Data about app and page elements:
════════════════════
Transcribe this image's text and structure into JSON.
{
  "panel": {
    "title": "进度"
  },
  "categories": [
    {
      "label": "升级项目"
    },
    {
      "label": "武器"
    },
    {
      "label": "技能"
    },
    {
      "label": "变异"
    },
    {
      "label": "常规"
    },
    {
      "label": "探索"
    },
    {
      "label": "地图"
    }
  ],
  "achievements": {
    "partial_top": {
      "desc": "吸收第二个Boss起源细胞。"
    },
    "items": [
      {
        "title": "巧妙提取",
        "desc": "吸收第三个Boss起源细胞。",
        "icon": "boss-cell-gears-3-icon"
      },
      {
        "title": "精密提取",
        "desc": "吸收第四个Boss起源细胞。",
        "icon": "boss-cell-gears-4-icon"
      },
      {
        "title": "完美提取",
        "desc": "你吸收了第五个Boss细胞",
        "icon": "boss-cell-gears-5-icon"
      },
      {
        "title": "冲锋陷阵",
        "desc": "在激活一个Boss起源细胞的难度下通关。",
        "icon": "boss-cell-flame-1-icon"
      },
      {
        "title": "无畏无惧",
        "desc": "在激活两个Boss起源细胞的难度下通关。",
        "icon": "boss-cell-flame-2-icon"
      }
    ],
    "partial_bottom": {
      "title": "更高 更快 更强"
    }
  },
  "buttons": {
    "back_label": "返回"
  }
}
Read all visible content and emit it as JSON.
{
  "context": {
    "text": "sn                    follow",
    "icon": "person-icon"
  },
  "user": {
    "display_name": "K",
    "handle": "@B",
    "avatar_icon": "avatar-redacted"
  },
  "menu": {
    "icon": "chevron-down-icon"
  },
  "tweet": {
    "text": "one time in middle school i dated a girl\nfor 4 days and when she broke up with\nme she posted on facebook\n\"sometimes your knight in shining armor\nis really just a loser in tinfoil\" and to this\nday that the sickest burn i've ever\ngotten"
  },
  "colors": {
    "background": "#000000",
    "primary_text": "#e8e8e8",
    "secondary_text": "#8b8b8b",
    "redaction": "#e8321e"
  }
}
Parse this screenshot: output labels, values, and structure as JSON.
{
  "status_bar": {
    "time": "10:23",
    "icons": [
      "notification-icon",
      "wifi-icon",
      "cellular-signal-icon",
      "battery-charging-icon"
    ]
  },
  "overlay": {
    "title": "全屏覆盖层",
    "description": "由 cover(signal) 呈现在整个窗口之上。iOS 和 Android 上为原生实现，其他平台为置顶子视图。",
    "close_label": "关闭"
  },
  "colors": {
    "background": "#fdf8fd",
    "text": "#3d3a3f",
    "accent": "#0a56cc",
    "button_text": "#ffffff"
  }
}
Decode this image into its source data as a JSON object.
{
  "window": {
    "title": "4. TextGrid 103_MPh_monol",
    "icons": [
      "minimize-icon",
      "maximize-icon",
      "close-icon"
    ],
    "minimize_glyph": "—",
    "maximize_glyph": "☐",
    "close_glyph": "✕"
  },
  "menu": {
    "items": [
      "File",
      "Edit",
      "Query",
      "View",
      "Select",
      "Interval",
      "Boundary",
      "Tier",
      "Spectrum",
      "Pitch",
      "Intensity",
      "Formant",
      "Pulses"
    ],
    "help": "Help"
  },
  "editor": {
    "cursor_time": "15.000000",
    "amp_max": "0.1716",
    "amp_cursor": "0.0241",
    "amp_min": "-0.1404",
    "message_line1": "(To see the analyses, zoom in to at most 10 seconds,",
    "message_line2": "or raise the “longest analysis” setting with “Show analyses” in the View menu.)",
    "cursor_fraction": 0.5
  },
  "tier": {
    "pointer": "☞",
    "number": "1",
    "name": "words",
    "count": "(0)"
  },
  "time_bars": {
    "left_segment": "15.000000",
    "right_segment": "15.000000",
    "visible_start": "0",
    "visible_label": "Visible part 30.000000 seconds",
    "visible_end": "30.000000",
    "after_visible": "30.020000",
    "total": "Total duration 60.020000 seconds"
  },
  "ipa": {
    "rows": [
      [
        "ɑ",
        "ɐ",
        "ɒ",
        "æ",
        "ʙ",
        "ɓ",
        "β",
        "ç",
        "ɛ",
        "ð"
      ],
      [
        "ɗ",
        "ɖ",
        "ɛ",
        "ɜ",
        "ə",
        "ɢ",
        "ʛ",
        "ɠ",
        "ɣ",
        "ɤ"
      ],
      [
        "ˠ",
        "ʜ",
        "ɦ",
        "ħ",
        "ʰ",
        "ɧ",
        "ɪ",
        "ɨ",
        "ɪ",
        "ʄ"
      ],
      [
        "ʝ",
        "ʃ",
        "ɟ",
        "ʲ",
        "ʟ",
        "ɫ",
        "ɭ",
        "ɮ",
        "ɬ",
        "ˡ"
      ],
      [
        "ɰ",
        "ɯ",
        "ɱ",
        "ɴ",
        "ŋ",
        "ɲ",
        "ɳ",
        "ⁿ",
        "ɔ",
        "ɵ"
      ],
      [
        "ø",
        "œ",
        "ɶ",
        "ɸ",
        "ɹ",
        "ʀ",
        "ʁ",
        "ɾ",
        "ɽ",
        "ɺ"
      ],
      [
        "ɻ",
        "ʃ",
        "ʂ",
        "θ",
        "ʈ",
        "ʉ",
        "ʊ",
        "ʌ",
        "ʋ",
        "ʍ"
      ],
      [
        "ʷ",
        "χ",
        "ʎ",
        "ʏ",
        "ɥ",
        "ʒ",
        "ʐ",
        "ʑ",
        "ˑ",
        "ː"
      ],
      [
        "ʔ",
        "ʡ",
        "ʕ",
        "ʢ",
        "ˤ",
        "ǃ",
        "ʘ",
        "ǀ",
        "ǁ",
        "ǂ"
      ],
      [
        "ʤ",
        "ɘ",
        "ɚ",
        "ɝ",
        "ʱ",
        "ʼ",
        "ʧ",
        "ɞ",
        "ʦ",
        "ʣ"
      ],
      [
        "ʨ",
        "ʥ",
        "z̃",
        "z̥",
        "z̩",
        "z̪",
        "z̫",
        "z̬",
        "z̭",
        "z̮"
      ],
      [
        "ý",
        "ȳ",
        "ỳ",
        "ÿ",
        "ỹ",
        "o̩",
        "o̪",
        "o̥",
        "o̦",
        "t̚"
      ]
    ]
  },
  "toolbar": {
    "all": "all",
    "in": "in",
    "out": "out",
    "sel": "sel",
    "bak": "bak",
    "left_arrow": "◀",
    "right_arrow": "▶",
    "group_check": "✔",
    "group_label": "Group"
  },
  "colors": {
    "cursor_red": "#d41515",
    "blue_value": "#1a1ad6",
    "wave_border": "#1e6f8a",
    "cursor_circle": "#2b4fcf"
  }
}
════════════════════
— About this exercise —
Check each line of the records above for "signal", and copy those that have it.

— Answer box —
      "cellular-signal-icon",
    "description": "由 cover(signal) 呈现在整个窗口之上。iOS 和 Android 上为原生实现，其他平台为置顶子视图。",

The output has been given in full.